1. One trial with the Jinhao no. 6 nib used only the expansion of the vent hole, with no wing scallop removal. In the writing trial, the tines widened, but didn't seem to snap back into position. Without wing scallops, the lines were all wide, all uncontrollably juicy, all the time.
2. The enlarged vent hole made a significant difference in the ability of the tines to separate.
3. The Dremel cut-off disc can make a crescent-like, oval, enlarged horizontal vent hole. The oval hole is ugly. Jeweler's needle files might help shape the hole, and some kind of buffing/polishing process would help. The design of vent/reservoir holes in dip nibs may provide some inspiration.
4. Gold-tone nibs lose their finish in the grinding process. Chrome-colored steel nibs might be more attractive candidates.
5. The back side of the nib, behind the slit, took some abrasion in the grinding process. Ink supply did not seem to be impeded.
6. The design of standard dip nibs is more utilitarian, often showing grinding marks where the manufacturer thinned the nib material. A pen user who modifies nibs for calligraphy may need to discount nib aesthetics.
7. Cutting the scallops from the wings is fairly simple and foolproof, and requires about 10 minutes. Enlarging the vent hole requires more precision, and also takes about 10 minutes. This is my first flex nib modification, and my first time using a Dremel tool.
8. The standard ebonite feed in the Airmail Wality 71J keeps up extremely well. No deepening of the ink channel was required.
9. The plastic feed in the Jinhao x450 kept up better than expected.
10. The modification process improves writing performance in both nibs, making the writing experience much more enjoyable. The modification also makes the nibs lay down significantly more ink, and the ink capacity of the Airmail Wality eyedropper helps.
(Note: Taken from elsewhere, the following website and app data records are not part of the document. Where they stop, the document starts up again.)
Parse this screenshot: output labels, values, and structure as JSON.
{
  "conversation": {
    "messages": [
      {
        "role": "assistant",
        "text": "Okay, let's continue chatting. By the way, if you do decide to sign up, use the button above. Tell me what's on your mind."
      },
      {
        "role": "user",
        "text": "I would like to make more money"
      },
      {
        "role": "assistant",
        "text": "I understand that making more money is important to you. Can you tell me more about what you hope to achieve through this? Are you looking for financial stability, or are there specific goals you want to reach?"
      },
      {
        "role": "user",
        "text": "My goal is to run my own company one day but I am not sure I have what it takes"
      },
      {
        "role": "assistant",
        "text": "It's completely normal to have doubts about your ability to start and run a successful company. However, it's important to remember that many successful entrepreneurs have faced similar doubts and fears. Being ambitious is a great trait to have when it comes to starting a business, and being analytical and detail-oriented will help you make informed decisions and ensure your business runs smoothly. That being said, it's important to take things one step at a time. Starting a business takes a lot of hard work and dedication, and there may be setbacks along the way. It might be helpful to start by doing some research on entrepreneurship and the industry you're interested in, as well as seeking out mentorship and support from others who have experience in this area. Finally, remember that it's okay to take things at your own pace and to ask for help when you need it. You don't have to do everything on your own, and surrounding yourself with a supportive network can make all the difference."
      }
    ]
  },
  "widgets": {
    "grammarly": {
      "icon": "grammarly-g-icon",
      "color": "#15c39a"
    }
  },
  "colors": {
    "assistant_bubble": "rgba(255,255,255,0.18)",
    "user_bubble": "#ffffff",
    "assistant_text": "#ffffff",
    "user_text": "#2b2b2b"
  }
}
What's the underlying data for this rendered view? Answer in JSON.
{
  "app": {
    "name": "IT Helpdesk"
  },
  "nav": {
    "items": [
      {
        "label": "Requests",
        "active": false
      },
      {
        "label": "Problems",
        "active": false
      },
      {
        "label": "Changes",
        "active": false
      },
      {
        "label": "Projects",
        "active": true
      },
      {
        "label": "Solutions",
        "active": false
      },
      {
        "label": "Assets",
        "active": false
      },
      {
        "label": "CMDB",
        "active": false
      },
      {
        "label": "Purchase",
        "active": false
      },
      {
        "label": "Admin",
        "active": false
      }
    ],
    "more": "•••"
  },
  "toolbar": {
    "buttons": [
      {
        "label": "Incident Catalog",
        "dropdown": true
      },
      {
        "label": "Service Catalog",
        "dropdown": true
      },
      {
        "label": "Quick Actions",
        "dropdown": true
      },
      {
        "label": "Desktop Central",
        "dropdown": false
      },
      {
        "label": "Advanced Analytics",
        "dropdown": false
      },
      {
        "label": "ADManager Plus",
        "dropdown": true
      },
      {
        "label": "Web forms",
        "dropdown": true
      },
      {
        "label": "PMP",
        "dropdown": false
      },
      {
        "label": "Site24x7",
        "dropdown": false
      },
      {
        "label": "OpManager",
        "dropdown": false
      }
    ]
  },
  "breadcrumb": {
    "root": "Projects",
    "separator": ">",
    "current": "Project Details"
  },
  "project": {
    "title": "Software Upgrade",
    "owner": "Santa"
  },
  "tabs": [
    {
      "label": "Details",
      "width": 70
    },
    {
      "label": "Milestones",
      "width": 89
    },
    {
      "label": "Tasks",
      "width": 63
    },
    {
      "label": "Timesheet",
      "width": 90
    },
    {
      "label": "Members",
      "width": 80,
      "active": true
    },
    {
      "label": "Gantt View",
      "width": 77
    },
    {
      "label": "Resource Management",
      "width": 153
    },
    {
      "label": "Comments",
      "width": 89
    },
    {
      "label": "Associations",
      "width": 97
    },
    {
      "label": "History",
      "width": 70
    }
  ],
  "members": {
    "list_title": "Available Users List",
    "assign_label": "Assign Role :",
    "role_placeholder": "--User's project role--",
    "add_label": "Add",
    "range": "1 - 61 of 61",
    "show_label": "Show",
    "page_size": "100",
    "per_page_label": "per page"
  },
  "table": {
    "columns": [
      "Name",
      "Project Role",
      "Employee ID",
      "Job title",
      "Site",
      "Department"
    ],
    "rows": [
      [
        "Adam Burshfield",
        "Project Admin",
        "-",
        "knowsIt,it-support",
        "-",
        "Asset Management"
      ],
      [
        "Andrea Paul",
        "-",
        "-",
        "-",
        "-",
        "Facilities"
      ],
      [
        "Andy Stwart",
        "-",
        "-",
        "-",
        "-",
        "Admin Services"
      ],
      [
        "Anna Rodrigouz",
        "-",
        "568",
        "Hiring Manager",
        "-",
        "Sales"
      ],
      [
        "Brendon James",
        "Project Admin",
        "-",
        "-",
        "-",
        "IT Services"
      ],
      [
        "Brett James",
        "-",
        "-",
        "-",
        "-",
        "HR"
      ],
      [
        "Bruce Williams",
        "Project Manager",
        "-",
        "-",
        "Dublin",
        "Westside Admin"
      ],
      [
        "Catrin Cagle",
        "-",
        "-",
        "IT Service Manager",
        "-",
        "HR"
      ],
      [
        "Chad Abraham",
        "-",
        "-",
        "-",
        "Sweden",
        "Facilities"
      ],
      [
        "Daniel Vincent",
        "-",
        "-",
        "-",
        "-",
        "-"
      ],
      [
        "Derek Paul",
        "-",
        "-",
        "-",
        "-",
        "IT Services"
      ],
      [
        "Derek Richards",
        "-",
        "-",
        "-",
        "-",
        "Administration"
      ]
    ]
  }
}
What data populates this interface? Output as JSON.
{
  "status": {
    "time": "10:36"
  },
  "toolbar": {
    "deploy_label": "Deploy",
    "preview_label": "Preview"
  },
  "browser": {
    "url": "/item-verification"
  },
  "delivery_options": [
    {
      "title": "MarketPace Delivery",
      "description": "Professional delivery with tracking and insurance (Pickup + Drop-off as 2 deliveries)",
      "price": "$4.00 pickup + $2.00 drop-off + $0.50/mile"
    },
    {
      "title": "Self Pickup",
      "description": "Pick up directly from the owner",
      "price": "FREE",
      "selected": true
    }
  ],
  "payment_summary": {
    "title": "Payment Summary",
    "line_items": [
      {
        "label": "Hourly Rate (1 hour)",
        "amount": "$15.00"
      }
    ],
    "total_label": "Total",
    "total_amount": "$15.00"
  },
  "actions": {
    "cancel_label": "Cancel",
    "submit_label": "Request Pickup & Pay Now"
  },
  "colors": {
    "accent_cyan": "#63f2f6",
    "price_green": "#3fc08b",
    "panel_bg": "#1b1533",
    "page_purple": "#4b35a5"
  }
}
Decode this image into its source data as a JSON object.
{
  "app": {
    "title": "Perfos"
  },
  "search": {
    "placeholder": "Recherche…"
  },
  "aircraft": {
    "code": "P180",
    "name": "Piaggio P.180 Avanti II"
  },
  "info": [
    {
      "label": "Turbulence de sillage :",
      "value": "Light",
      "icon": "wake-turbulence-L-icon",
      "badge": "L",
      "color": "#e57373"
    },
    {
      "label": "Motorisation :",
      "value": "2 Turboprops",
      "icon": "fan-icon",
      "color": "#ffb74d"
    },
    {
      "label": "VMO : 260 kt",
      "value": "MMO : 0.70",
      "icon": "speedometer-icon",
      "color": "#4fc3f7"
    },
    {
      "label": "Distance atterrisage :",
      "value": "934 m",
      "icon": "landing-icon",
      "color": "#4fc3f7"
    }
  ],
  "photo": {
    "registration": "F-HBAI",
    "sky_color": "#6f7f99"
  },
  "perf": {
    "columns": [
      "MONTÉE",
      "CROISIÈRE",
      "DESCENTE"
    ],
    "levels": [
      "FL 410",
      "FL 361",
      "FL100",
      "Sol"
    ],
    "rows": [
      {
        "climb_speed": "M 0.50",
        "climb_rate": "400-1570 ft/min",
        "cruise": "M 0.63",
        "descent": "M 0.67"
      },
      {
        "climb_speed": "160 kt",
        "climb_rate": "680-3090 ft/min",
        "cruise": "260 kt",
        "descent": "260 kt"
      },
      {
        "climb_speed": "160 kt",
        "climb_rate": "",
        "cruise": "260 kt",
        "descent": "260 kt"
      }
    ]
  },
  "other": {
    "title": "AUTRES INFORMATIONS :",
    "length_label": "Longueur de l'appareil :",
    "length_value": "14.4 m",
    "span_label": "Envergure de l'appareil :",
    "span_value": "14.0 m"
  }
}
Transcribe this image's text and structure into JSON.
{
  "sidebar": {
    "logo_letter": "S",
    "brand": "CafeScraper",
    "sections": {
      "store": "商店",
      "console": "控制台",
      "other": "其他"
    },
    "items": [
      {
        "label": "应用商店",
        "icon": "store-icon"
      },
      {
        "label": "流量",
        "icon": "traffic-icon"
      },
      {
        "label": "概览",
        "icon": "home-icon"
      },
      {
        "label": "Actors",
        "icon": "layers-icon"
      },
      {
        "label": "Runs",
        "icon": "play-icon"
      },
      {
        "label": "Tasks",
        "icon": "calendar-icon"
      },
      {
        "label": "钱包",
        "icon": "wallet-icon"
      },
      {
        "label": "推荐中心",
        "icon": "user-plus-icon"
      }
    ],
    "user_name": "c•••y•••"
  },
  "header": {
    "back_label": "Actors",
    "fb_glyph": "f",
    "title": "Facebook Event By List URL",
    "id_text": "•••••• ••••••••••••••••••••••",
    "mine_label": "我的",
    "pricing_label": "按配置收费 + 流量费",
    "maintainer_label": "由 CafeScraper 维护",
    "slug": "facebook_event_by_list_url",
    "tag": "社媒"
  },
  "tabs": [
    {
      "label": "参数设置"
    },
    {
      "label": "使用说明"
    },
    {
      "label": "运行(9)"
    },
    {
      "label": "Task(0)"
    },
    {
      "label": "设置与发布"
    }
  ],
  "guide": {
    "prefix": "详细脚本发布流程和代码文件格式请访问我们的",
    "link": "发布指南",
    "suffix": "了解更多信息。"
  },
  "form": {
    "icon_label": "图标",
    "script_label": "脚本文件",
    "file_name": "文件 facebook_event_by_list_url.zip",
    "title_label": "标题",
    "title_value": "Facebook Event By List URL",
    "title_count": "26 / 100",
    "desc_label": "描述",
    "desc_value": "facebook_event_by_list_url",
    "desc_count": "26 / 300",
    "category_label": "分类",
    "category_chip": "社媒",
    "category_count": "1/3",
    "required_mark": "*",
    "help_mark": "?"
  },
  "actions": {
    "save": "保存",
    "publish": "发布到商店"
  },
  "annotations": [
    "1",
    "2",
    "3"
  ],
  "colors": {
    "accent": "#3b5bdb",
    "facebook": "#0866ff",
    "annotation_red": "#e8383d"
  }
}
11. This modification makes the standard fine Airmail Wality nib enjoyable to write with. Airmail Wality pen bodies are well-crafted, but provide significant amounts of feedback, and I usually swap the standard nib for something else.